Faced with huge protests in Moscow last December and growing unrest over government corruption and inefficiency, the Kremlin last week launched a new website called "Russia Without Fools" to create a sort of online support group for angry citizens. Russians are being asked to log on and share their gripes about inept officials with a promise from the government that complaints will be reviewed and addressed. No one seems particularly convinced that the site — Russian President Dmitry Medvedev called it a "stupidity contest" — will lead to any problems actually being resolved, but it was immediately popular enough even on its first day that the traffic nearly crashed the servers.
In the first day of its existence, Jan. 22, the site got more than 135,000 visitors, about as many as attended the December demonstrations in Moscow, and two days later, more than 1,000 of them had posted stories of the government's ineptitude. "We had to plug in the backup servers to deal with the avalanche of stupidity," says Raf Shakirov, the director of the project. "I was like, Wow. We're going to have to hire more people."
The complaints that people have sent in confirm mostly that Russia's bureaucracy still sounds as surrealist as it does in any of Nikolai Gogol's 19th-century short stories:
Most of the content describes bizarre encounters with officialdom — a letter sent to the prosecutor's office, for instance, comes back with a note saying that no such organization exists — but the site also has a competition for elocutionary gems.
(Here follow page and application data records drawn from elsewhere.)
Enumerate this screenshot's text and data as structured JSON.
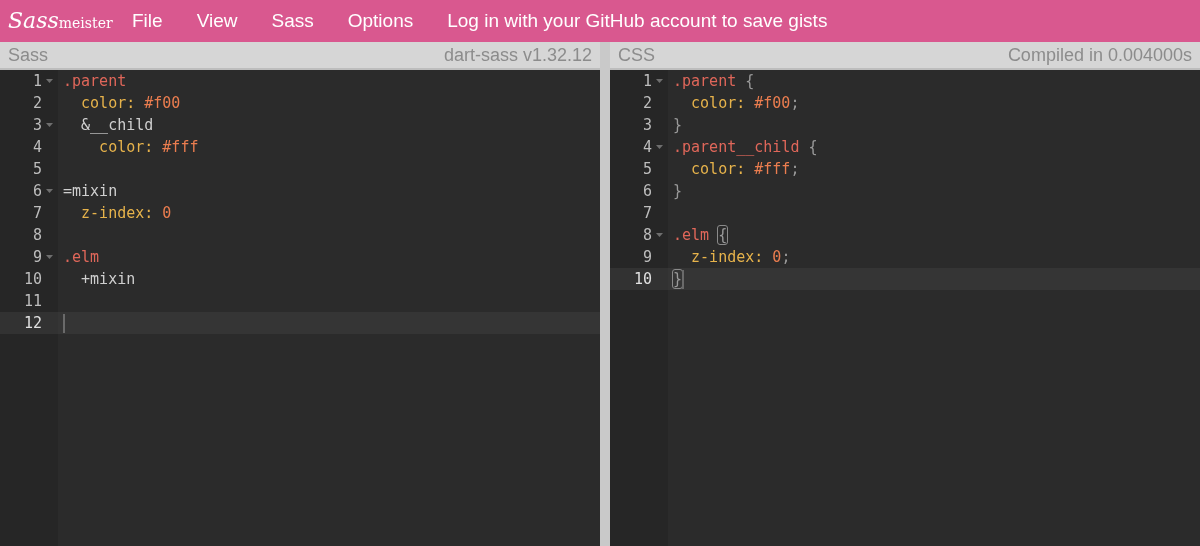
{
  "logo": {
    "script": "Sass",
    "wordmark": "meister"
  },
  "menu": [
    "File",
    "View",
    "Sass",
    "Options",
    "Log in with your GitHub account to save gists"
  ],
  "panels": [
    {
      "title": "Sass",
      "info": "dart-sass v1.32.12",
      "lines": [
        {
          "number": "1",
          "foldable": true,
          "active": false,
          "tokens": [
            {
              "text": ".parent",
              "kind": "selector"
            }
          ]
        },
        {
          "number": "2",
          "foldable": false,
          "active": false,
          "tokens": [
            {
              "text": "  color:",
              "kind": "property"
            },
            {
              "text": " #f00",
              "kind": "value"
            }
          ]
        },
        {
          "number": "3",
          "foldable": true,
          "active": false,
          "tokens": [
            {
              "text": "  &__child",
              "kind": "plain"
            }
          ]
        },
        {
          "number": "4",
          "foldable": false,
          "active": false,
          "tokens": [
            {
              "text": "    color:",
              "kind": "property"
            },
            {
              "text": " #fff",
              "kind": "value"
            }
          ]
        },
        {
          "number": "5",
          "foldable": false,
          "active": false
        },
        {
          "number": "6",
          "foldable": true,
          "active": false,
          "tokens": [
            {
              "text": "=mixin",
              "kind": "plain"
            }
          ]
        },
        {
          "number": "7",
          "foldable": false,
          "active": false,
          "tokens": [
            {
              "text": "  z-index:",
              "kind": "property"
            },
            {
              "text": " 0",
              "kind": "value"
            }
          ]
        },
        {
          "number": "8",
          "foldable": false,
          "active": false
        },
        {
          "number": "9",
          "foldable": true,
          "active": false,
          "tokens": [
            {
              "text": ".elm",
              "kind": "selector"
            }
          ]
        },
        {
          "number": "10",
          "foldable": false,
          "active": false,
          "tokens": [
            {
              "text": "  +mixin",
              "kind": "plain"
            }
          ]
        },
        {
          "number": "11",
          "foldable": false,
          "active": false
        },
        {
          "number": "12",
          "foldable": false,
          "active": true
        }
      ]
    },
    {
      "title": "CSS",
      "info": "Compiled in 0.004000s",
      "lines": [
        {
          "number": "1",
          "foldable": true,
          "active": false,
          "tokens": [
            {
              "text": ".parent",
              "kind": "selector"
            },
            {
              "text": " {",
              "kind": "punct"
            }
          ]
        },
        {
          "number": "2",
          "foldable": false,
          "active": false,
          "tokens": [
            {
              "text": "  color:",
              "kind": "property"
            },
            {
              "text": " #f00",
              "kind": "value"
            },
            {
              "text": ";",
              "kind": "punct"
            }
          ]
        },
        {
          "number": "3",
          "foldable": false,
          "active": false,
          "tokens": [
            {
              "text": "}",
              "kind": "punct"
            }
          ]
        },
        {
          "number": "4",
          "foldable": true,
          "active": false,
          "tokens": [
            {
              "text": ".parent__child",
              "kind": "selector"
            },
            {
              "text": " {",
              "kind": "punct"
            }
          ]
        },
        {
          "number": "5",
          "foldable": false,
          "active": false,
          "tokens": [
            {
              "text": "  color:",
              "kind": "property"
            },
            {
              "text": " #fff",
              "kind": "value"
            },
            {
              "text": ";",
              "kind": "punct"
            }
          ]
        },
        {
          "number": "6",
          "foldable": false,
          "active": false,
          "tokens": [
            {
              "text": "}",
              "kind": "punct"
            }
          ]
        },
        {
          "number": "7",
          "foldable": false,
          "active": false
        },
        {
          "number": "8",
          "foldable": true,
          "active": false,
          "tokens": [
            {
              "text": ".elm ",
              "kind": "selector"
            },
            {
              "text": "{",
              "kind": "bracket_match"
            }
          ]
        },
        {
          "number": "9",
          "foldable": false,
          "active": false,
          "tokens": [
            {
              "text": "  z-index:",
              "kind": "property"
            },
            {
              "text": " 0",
              "kind": "value"
            },
            {
              "text": ";",
              "kind": "punct"
            }
          ]
        },
        {
          "number": "10",
          "foldable": false,
          "active": true,
          "tokens": [
            {
              "text": "}",
              "kind": "bracket_match"
            }
          ]
        }
      ]
    }
  ]
}
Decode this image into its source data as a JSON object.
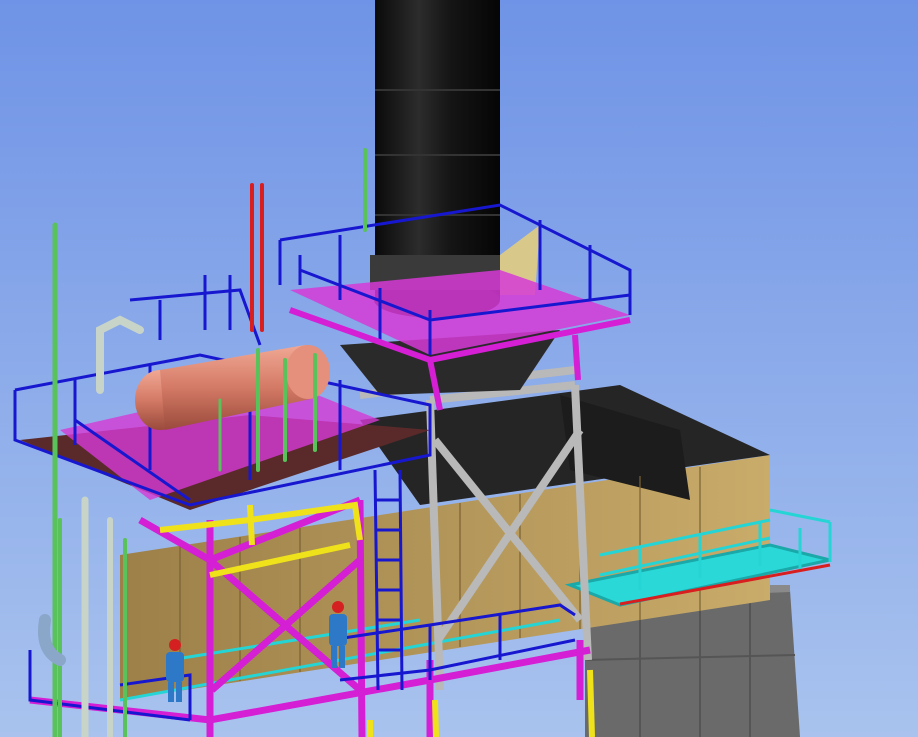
{
  "scene": {
    "description_colors": {
      "sky_top": "#6f93e6",
      "sky_bottom": "#a9c3ee",
      "stack": "#141414",
      "platform_rail": "#1717d0",
      "platform_deck": "#d63ad6",
      "structure_magenta": "#d41fd4",
      "structure_grey": "#b5b5b5",
      "enclosure_tan": "#b89a5c",
      "enclosure_dark": "#2a2a2a",
      "cyan_walkway": "#25d5d5",
      "pipe_green": "#59c25a",
      "pipe_red": "#d81e1e",
      "vessel": "#d87b68",
      "base_grey": "#6d6d6d",
      "yellow_member": "#f0e21a"
    },
    "figures": [
      {
        "name": "worker-left",
        "helmet": "#d42020",
        "suit": "#2e78c8"
      },
      {
        "name": "worker-right",
        "helmet": "#d42020",
        "suit": "#2e78c8"
      }
    ]
  }
}
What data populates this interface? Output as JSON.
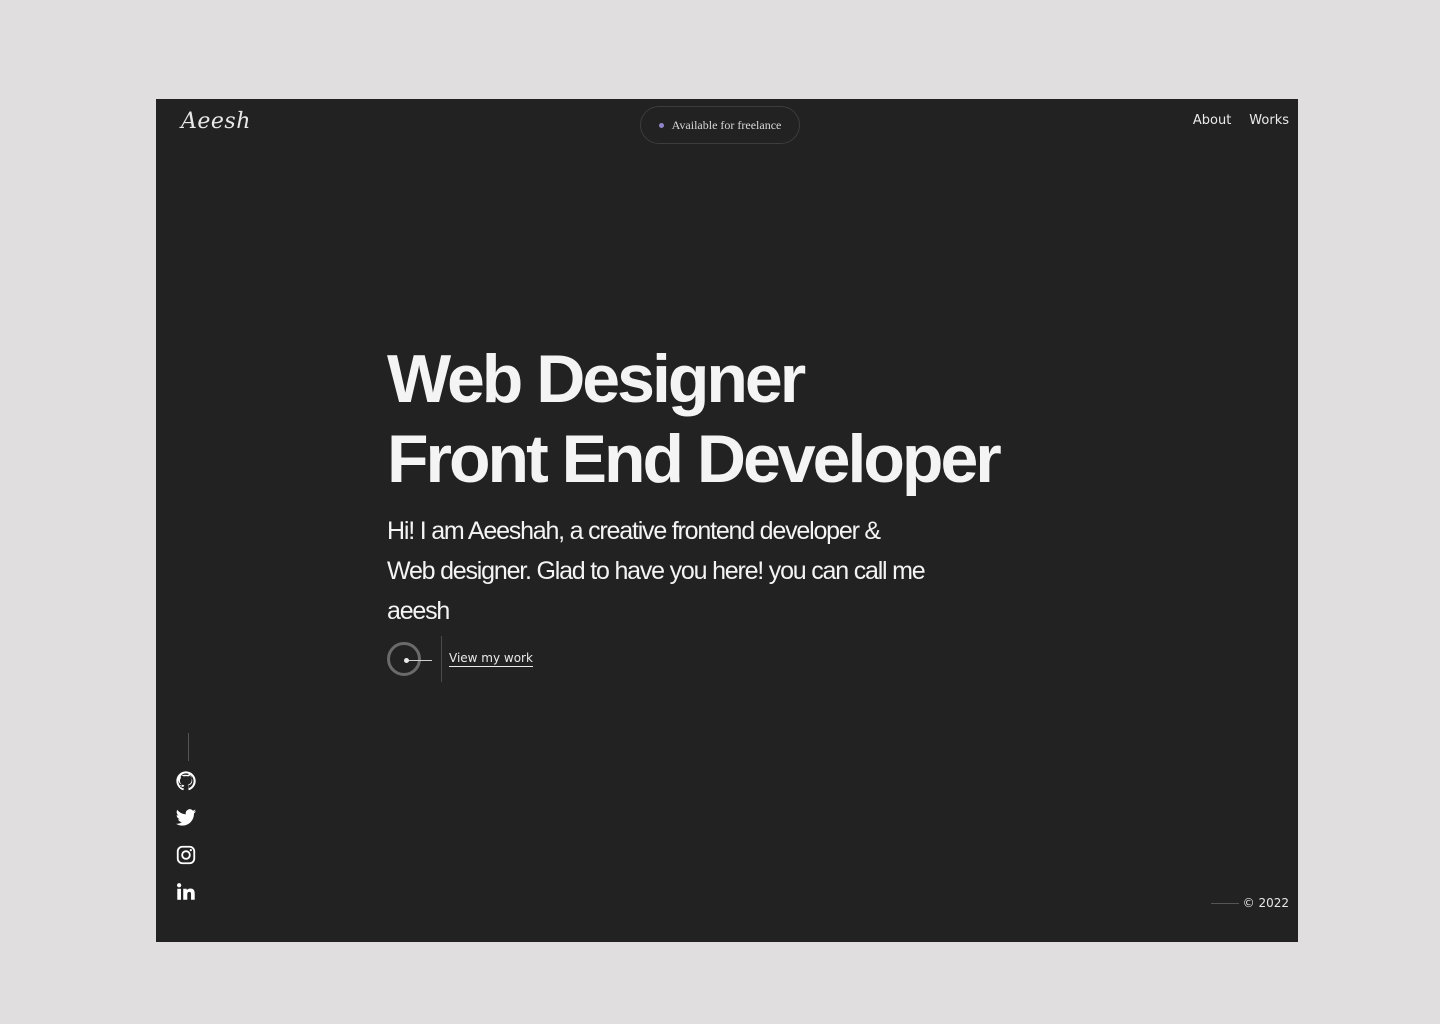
{
  "header": {
    "logo": "Aeesh",
    "status": "Available for freelance",
    "status_dot_color": "#8f86c9",
    "nav": [
      "About",
      "Works"
    ]
  },
  "hero": {
    "headline_line1": "Web Designer",
    "headline_line2": "Front End Developer",
    "intro": "Hi! I am Aeeshah, a creative frontend developer & Web designer. Glad to have you here! you can call me aeesh",
    "cta_label": "View my work"
  },
  "social": {
    "icons": [
      "github-icon",
      "twitter-icon",
      "instagram-icon",
      "linkedin-icon"
    ]
  },
  "footer": {
    "copyright": "© 2022"
  },
  "colors": {
    "page_background": "#e0dedf",
    "frame_background": "#222222",
    "text": "#f4f4f4"
  }
}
The Russian Health Minister, Tatyana Golikova, took second place in the vote for saying: "We need to catch more diseases and learn to cure them in a way that does not cause death."
So, readers, what would be the American equivalent?
[Image via AP]